Claire Cunningham Workshop

Monday 2 May 2016

  • Feature


Wedged between two highly publicised, sold out and critically acclaimed seasons in 2016, PIAF Artist in Residence Claire Cunningham hosted a one week workshop at the Fremantle Town Hall with artists from across Australia whose practice is influenced or inspired by disability.

What emerged was an extraordinary exchange of ideas and energy using methods and concepts already embedded in Claire’s practice as a springboard to explore dance, disability, and individuality. Importantly the workshop set out to enable all of the participants to discover their own form of expression.

Asked what she wanted to achieve going into this workshop, Claire responded on the DADAA PIAF Connect blog: ‘Connection – to each other. Friendships. Trust. Possible collaborations and allies for the future. Realisation they are not alone. New ideas to try, ways of thinking about performing, noticing and language’.

This was achieved, and so much more.

At its conclusion, the group discussed themes and questions that emerged from the five-day workshop, best summed up by the group on the DADAA PIAF Connect blog: “being here is like falling in love, spiritually and emotionally”.

Claire said "The response from the participants was quite overwhelming, quite humbling, in terms of genuinely feeling like I've actually had an effect on people."

The workshop ignited a meaningful and now ongoing conversation on accessibility across Western Australian Artists, artsworkers and venues. PIAF and DADAA facilitated new relationships between national disability and arts organisations and hope to strengthen these relationships over the next three years.

Engaging with artists and arts workers locally, regionally and nationally, the workshop program also provided a base for learning that each participant could take into their own communities.
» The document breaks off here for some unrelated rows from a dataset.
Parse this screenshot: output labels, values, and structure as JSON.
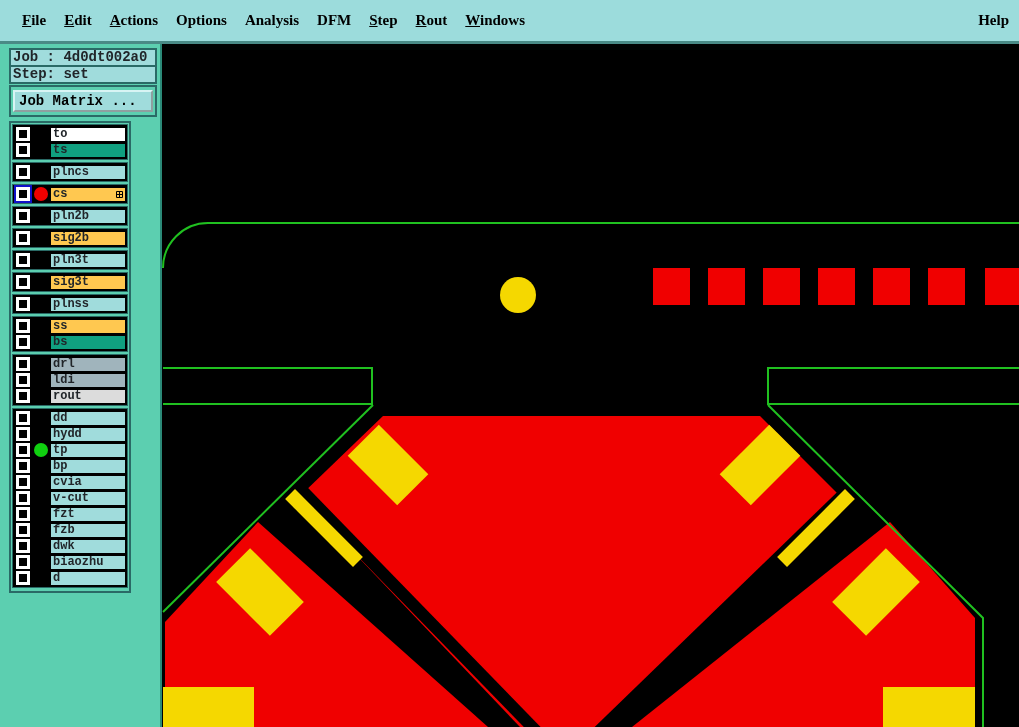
{
  "menu": [
    {
      "label": "File",
      "underline_first": true
    },
    {
      "label": "Edit",
      "underline_first": true
    },
    {
      "label": "Actions",
      "underline_first": true
    },
    {
      "label": "Options",
      "underline_first": false
    },
    {
      "label": "Analysis",
      "underline_first": false
    },
    {
      "label": "DFM",
      "underline_first": false
    },
    {
      "label": "Step",
      "underline_first": true
    },
    {
      "label": "Rout",
      "underline_first": true
    },
    {
      "label": "Windows",
      "underline_first": true
    }
  ],
  "help_menu": {
    "label": "Help",
    "underline_first": false
  },
  "job_label": "Job : 4d0dt002a0",
  "step_label": "Step: set",
  "job_matrix_button": "Job Matrix ...",
  "layer_groups": [
    {
      "layers": [
        {
          "name": "to",
          "color": "#ffffff",
          "selected": false
        },
        {
          "name": "ts",
          "color": "#10a080",
          "selected": false
        }
      ]
    },
    {
      "layers": [
        {
          "name": "plncs",
          "color": "#a0dcdc",
          "selected": false
        }
      ]
    },
    {
      "layers": [
        {
          "name": "cs",
          "color": "#ffc850",
          "selected": true,
          "dot": {
            "color": "#f00000"
          }
        }
      ]
    },
    {
      "layers": [
        {
          "name": "pln2b",
          "color": "#a0dcdc",
          "selected": false
        }
      ]
    },
    {
      "layers": [
        {
          "name": "sig2b",
          "color": "#ffc850",
          "selected": false
        }
      ]
    },
    {
      "layers": [
        {
          "name": "pln3t",
          "color": "#a0dcdc",
          "selected": false
        }
      ]
    },
    {
      "layers": [
        {
          "name": "sig3t",
          "color": "#ffc850",
          "selected": false
        }
      ]
    },
    {
      "layers": [
        {
          "name": "plnss",
          "color": "#a0dcdc",
          "selected": false
        }
      ]
    },
    {
      "layers": [
        {
          "name": "ss",
          "color": "#ffc850",
          "selected": false
        },
        {
          "name": "bs",
          "color": "#10a080",
          "selected": false
        }
      ]
    },
    {
      "layers": [
        {
          "name": "drl",
          "color": "#a0b4bc",
          "selected": false
        },
        {
          "name": "ldi",
          "color": "#a0b4bc",
          "selected": false
        },
        {
          "name": "rout",
          "color": "#dcdcdc",
          "selected": false
        }
      ]
    },
    {
      "layers": [
        {
          "name": "dd",
          "color": "#a0dcdc",
          "selected": false
        },
        {
          "name": "hydd",
          "color": "#a0dcdc",
          "selected": false
        },
        {
          "name": "tp",
          "color": "#a0dcdc",
          "selected": false,
          "dot": {
            "color": "#10d010"
          }
        },
        {
          "name": "bp",
          "color": "#a0dcdc",
          "selected": false
        },
        {
          "name": "cvia",
          "color": "#a0dcdc",
          "selected": false
        },
        {
          "name": "v-cut",
          "color": "#a0dcdc",
          "selected": false
        },
        {
          "name": "fzt",
          "color": "#a0dcdc",
          "selected": false
        },
        {
          "name": "fzb",
          "color": "#a0dcdc",
          "selected": false
        },
        {
          "name": "dwk",
          "color": "#a0dcdc",
          "selected": false
        },
        {
          "name": "biaozhu",
          "color": "#a0dcdc",
          "selected": false
        },
        {
          "name": "d",
          "color": "#a0dcdc",
          "selected": false
        }
      ]
    }
  ]
}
The DADAA PIAF Connect blog is now live, placing a spotlight on the process and people who contributed to the workshop. The blog features insights and reflections, in writing and on video, of their experiences. It is a rare glimpse into an artistic studio and an incredibly detailed account of best practice professional development. This blog will remain open for one year and the participants of the workshop will continue to use it as a platform for sharing, reflecting, collaborating and realising new projects that have been directly influenced by their experiences.

You can catch a glimpse of these on the blog: